Interview with Vincent D’Onofrio: From Law & Order to TV's New Kingpin

Credit: Magnificent Seven

Being asked to resurrect a role last embodied by Steve McQueen is no small task. Which is why when Vincent D’Onofrio was approached about joining the remake of hit 1960s Western The Magnificent Seven from director Antoine Fuqua, and playing the respective Vin Tanner, the actor knew he wanted to start from scratch. His character was even given a new name, Jack Horne, and completely different mountain man background.

“It was daunting at first, but then I took it as a chance to bring a lot of ideas to the table,” says D’Onofrio. One of these ideas was a raspy and flighty voice so unexpected that it almost made Fuqua fall out of his chair. And far from the slim figure and clean-shaven face of McQueen, D'Onorfio's is an imposing physique that can only be built on a massive 6-foot-4 frame. Based on a larger gentleman that D’Onofrio met during research for another role years ago, he put on weight by simply indulging in his favorite foods without concern, paired with blistering high-impact workouts. The result is so effective onscreen you have no problem believing when Horne rips a man off his horse or crushes bone with a single blow.

During a recent Cinema Society screening of the film in New York, D’Onofrio was nearly unrecognizable from that character though, dressed sharply in a custom-made Michael Andrews Bespoke suit. It is clear why he has become highly regarded for his willingness to change form, memorably gaining 70 pounds to play Private Pyle in Full Metal Jacket, or more recently playing Wilson Fisk in Daredevil. D’Onofrio discussed with us what it took to bulk up and how a new training regime has him arguably in the best shape of his life.

What elements of Jack Horne were on the page, and what was created after you joined up?

There were elements that we had in there that were taken out before we started shooting. So I was coming up with ideas that Antoine and the writers would support. His whole religious perspective was an element that we came up with later on in the process. I had support from everyone. It all built out very naturally.

How does collaboration like that usually work on set?

I’ve known [director] Antoine [Fuqua] for some time now, and what I like is that if he doesn’t like something, he is going to be very straight with you. He’ll say it to your face, but then he’ll offer something else. But when he does like it, he just shakes his head in disbelief that it was any other way before.
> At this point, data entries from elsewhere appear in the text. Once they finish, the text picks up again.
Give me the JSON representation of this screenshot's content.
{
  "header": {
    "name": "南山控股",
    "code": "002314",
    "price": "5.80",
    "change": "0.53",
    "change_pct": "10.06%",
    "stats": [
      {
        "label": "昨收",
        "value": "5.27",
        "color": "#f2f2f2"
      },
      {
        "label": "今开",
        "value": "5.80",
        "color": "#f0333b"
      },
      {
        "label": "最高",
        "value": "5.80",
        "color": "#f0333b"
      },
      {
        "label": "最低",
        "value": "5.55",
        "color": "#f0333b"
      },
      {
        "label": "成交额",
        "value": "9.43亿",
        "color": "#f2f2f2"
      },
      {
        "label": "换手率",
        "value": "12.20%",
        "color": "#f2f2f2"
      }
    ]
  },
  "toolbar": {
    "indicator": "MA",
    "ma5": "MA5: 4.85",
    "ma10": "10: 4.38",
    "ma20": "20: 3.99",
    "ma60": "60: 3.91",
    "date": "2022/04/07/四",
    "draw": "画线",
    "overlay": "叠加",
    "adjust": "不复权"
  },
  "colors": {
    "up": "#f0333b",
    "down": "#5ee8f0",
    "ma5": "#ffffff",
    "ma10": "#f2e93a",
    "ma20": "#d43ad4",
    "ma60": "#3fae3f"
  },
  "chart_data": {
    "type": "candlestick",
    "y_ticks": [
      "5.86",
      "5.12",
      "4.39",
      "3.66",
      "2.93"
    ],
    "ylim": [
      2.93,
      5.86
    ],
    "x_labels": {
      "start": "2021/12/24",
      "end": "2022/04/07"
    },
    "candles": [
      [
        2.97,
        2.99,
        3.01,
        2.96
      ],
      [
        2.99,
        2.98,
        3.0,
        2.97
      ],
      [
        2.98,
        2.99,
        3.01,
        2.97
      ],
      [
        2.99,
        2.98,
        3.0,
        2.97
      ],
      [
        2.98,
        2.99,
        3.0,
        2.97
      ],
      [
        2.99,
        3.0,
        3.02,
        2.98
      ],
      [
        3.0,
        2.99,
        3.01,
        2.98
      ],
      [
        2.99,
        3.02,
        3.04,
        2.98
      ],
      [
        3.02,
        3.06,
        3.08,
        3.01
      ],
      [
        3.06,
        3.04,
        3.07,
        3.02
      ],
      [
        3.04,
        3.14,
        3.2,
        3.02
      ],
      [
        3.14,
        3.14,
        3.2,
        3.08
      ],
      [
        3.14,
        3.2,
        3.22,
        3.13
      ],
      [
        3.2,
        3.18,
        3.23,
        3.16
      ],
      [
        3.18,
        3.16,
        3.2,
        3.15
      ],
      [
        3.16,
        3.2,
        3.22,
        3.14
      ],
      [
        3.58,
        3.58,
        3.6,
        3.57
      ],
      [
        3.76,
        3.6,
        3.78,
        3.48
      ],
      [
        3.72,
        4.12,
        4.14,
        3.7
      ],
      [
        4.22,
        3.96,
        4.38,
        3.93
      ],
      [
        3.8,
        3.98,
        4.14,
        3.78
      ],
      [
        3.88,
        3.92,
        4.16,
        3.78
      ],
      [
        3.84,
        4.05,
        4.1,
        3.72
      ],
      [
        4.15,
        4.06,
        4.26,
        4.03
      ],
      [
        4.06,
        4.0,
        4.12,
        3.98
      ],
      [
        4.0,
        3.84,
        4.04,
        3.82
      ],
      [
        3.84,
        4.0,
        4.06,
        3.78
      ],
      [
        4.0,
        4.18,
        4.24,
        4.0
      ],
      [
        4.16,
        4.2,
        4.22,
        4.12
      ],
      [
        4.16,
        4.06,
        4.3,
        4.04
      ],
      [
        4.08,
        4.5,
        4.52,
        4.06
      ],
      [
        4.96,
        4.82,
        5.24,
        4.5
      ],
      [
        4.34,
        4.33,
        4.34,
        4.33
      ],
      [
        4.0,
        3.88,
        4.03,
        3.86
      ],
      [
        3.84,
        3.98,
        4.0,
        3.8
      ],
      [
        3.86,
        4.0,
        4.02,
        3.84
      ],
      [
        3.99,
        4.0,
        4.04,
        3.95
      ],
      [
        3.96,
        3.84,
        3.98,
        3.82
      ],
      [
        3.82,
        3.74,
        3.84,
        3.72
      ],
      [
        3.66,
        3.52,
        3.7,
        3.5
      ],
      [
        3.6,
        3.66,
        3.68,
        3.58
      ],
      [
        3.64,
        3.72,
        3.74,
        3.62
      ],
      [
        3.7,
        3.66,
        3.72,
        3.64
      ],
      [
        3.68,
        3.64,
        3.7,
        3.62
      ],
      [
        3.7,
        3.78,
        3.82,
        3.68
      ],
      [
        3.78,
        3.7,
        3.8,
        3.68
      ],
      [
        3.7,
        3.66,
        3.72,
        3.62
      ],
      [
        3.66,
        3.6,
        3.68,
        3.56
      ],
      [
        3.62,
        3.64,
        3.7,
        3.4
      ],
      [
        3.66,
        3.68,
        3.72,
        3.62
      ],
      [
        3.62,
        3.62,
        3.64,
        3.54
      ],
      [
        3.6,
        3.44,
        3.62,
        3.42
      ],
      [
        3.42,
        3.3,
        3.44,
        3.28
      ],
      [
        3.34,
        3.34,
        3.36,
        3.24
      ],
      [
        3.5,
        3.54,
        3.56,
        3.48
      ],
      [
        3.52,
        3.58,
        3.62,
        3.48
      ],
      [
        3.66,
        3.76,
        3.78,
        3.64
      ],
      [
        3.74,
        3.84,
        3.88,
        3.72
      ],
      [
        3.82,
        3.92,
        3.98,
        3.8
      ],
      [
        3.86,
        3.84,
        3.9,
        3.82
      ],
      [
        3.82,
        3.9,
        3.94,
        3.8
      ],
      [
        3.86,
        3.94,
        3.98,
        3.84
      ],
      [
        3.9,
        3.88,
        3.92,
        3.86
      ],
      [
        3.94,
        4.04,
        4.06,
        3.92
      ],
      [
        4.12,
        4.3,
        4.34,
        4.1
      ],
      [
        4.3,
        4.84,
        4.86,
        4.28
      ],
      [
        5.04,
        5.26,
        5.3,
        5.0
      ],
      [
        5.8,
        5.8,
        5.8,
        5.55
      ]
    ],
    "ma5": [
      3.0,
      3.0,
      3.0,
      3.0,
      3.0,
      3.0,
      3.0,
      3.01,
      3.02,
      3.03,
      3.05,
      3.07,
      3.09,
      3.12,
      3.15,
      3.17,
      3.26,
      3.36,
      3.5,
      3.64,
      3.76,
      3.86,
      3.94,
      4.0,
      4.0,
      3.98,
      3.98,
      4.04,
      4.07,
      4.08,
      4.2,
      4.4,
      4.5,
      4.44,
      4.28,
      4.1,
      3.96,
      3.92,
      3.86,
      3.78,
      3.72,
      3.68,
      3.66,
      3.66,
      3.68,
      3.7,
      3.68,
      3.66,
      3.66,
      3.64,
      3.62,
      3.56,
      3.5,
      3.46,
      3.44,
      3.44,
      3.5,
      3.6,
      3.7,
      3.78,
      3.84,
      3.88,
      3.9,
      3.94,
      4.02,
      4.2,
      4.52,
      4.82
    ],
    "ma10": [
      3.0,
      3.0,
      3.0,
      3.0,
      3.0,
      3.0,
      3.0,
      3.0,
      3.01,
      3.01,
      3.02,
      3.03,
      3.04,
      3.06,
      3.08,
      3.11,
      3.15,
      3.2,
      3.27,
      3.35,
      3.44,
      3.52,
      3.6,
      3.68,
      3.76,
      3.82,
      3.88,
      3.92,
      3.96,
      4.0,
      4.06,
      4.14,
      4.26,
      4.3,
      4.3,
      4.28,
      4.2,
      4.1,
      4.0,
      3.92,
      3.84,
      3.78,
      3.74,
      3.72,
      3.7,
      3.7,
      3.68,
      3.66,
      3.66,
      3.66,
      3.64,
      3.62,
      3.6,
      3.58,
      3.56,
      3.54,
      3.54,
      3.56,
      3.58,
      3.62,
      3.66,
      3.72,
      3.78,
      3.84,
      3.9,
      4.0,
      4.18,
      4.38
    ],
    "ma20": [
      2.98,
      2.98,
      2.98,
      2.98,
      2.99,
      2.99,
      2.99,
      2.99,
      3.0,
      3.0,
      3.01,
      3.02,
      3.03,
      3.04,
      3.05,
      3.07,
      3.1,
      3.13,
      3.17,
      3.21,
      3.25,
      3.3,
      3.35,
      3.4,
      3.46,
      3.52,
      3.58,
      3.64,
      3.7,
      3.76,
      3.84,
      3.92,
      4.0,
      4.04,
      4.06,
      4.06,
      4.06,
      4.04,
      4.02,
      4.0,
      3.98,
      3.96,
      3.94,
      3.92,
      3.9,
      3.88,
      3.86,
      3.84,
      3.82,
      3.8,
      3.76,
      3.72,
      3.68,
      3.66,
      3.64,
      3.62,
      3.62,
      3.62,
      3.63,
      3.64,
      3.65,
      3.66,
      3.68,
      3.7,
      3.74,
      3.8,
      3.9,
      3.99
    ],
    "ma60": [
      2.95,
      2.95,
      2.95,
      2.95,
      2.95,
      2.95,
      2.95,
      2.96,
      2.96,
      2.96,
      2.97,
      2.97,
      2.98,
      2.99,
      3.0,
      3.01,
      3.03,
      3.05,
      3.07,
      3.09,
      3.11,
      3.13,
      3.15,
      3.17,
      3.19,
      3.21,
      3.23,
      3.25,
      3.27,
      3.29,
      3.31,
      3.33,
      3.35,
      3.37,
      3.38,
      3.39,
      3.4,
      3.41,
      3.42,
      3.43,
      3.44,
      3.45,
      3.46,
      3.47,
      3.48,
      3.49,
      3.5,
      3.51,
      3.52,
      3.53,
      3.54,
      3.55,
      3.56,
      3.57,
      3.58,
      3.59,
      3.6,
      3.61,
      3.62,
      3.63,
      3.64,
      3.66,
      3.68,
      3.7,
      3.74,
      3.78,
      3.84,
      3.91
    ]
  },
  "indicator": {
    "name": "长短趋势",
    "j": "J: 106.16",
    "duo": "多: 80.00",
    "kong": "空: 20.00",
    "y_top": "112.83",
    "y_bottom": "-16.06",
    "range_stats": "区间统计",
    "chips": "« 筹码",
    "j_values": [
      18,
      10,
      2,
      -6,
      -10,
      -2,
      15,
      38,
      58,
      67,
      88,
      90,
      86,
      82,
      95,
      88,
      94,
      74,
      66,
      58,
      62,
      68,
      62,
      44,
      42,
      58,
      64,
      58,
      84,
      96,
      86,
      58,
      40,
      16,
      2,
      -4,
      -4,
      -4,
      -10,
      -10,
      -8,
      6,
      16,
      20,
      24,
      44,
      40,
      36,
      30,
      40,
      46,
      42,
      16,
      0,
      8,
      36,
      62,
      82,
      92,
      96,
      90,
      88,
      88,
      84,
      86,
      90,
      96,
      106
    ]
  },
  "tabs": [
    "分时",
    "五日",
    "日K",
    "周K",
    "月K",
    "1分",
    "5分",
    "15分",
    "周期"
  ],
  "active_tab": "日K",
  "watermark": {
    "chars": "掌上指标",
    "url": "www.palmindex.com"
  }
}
That’s an incredible environment to work in.

The gunplay is incredibly impressive in the movie, how did you guys learn how to handle firearms like that?

We had the luxury of getting down to Baton Rouge a few weeks early to start the training. There were some pretty incredible guys on set with us, like stunt coordinator Jeff Dashnaw, and we were taught to use the guns by Thell Reed. He’s actually the same guy who worked with Steve McQueen. There’s a pretty incredible video of him out there on the Internet from when he was on The Ed Sullivan Show.

There is an incredible camaraderie apparent between you guys in the movie. Did that come naturally?

To be perfectly honest it took about six hours for us all to fall in love with each other. We were waiting in a room for Antoine to show up, and that’s all it took. Chris Pratt is a good friend of mine, and Ethan Hawke is like a brother to me. Our families know each other. I knew some of those guys going in. It was about meeting these new guys. Everybody just hit it off immediately.

That was a pretty amazing beard you have in the film. How long did that take?

The beard took me through two other movies while growing it. I had to have a beard during the filming of In Dubious Battle and Rings so that I could have a good enough beard for this.

How did you train for the physicality of Jack Horne?

I got hooked on Crossfit while we were in Baton Rouge filming. I had this great trainer named Amber, who I had a great time with, and then I even turned Chris Pratt onto it. Every day that we had off we would drive to a parking lot in that 110-degree Southern sun and flip tractor trailer tires or carry sandbags. I’ve kept up with it ever since, and now I go to Brick in New York. In my opinion, the nastier the workout, the better. There are these killer jumping routines we do, with extended jumping jacks and extended squats. It’s all about leaving the ground as much as possible. I’ve taken five inches off of my waist so far.

And is that all you do?

Have you heard of SoulCycle? My wife and I are huge into it. I do about two classes every single day during the week. Once you’ve done it enough, that first class starts to feel like a warm-up, and the second one is where you really get to have fun.

I would imagine that your nutrition is on your mind as well with that kind of regime.

Everyone in my house is a vegetarian but my daughter and I. Every once in awhile I’ll sneak out with my buddies and get a steak. But because of my environment at home, I’m usually eating a lot of plants and really healthy.

You’re about to start another remake, Death Wish with Bruce Willis, are you excited?

Definitely. Before you were born probably, Bruce and I worked at a bar together in New York called Kamikazi. He was a bartender and I was one of the bouncers. I still remember when he got that first movie, and then he became the Bruce Willis we all know.

You have to tell me a story from back in the day.

Sorry. That is one thing that I can’t do. Can’t break the Golden Rule!